Work request:
From the entries below, count every line that contains the word "this". Please give the number and nothing else.

Material for the task:
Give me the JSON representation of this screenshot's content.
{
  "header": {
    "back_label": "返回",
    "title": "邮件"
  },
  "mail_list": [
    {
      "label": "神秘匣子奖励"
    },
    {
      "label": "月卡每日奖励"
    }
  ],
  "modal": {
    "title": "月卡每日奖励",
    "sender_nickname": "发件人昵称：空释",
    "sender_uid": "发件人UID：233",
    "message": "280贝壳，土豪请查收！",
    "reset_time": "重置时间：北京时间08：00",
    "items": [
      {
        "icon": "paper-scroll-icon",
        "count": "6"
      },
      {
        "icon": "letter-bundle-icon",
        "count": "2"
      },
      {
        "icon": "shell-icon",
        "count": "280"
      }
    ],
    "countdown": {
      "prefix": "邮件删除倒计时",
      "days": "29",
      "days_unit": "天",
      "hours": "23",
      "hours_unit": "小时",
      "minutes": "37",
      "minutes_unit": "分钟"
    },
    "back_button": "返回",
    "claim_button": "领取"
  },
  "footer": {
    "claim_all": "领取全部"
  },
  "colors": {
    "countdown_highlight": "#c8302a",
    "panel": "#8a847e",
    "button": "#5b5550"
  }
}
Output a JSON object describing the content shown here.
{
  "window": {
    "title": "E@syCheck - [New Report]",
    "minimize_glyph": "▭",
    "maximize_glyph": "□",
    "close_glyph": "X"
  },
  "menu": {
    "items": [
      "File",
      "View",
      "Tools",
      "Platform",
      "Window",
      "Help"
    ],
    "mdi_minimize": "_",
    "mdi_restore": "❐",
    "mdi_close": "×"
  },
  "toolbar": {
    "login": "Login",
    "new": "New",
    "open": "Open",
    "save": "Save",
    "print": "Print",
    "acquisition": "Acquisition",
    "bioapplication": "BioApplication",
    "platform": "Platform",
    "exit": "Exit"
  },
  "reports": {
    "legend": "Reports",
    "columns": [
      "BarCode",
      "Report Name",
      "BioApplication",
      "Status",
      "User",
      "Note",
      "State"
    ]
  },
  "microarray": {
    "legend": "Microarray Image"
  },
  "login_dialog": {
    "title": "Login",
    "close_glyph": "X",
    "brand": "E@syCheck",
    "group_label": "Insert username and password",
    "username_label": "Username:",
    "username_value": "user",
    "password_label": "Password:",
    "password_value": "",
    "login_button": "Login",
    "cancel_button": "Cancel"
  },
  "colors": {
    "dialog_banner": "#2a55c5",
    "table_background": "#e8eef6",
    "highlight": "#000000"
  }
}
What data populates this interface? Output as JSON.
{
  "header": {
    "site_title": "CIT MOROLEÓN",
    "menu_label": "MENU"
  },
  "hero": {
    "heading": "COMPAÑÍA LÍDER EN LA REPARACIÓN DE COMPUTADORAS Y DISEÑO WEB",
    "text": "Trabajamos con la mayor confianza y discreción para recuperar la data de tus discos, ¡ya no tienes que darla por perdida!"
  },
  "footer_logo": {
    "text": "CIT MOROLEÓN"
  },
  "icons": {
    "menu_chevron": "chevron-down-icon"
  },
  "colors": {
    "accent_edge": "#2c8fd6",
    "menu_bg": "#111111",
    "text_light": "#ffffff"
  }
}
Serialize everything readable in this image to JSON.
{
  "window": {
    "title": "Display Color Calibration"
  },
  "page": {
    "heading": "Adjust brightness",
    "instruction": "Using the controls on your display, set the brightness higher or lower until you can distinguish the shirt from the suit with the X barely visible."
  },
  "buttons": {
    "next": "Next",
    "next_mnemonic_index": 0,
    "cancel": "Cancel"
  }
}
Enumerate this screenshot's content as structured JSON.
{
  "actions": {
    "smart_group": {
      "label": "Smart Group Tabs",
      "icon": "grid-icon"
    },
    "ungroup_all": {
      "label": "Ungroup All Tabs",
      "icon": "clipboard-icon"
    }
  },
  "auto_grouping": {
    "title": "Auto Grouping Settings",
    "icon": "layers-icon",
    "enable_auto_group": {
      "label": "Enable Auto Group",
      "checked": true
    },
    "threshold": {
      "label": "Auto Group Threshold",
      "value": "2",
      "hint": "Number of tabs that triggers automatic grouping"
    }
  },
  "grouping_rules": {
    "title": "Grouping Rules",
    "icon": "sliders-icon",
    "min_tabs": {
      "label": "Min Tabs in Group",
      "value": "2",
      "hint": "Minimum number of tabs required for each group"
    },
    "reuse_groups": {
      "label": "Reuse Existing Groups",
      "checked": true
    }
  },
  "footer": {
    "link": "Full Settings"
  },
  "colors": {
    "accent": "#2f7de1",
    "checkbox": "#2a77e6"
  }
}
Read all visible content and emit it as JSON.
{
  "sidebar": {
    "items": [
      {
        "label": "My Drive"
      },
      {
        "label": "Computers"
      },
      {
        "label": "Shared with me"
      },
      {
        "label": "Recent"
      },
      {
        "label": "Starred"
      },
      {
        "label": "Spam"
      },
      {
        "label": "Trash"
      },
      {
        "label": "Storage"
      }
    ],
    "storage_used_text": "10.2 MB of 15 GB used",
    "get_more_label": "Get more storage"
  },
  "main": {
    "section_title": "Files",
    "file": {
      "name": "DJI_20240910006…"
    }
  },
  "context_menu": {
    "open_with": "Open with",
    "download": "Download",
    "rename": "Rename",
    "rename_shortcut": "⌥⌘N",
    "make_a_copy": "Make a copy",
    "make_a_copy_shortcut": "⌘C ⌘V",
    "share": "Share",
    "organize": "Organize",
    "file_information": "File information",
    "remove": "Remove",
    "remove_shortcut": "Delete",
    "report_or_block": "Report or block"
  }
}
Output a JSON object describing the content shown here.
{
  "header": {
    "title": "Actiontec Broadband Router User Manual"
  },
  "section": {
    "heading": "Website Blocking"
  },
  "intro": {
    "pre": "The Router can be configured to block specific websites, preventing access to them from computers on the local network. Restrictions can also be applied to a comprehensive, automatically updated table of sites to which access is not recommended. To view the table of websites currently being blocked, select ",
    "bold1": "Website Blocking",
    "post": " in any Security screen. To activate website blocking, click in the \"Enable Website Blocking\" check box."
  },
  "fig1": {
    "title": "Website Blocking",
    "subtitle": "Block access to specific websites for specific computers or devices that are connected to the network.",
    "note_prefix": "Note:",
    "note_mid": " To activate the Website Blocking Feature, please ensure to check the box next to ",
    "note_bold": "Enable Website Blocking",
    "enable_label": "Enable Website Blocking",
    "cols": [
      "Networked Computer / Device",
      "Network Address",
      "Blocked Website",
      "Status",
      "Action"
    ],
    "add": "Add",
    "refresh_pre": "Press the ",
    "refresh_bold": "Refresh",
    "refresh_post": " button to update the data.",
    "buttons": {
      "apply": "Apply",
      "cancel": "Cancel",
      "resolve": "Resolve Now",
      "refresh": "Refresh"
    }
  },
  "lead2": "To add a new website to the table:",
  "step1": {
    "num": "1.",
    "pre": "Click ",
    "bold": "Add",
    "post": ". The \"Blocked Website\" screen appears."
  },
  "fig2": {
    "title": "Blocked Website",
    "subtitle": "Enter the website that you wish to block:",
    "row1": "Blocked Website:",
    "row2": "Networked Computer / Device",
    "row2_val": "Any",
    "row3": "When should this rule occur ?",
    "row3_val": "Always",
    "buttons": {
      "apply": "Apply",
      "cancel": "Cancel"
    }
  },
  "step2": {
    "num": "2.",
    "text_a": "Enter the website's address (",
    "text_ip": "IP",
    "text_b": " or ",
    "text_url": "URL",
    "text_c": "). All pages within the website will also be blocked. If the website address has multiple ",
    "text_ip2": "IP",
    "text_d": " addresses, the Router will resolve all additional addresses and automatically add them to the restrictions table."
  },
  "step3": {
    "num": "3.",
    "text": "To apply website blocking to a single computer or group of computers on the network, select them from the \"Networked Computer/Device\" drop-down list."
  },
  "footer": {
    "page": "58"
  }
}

Problem solution:
5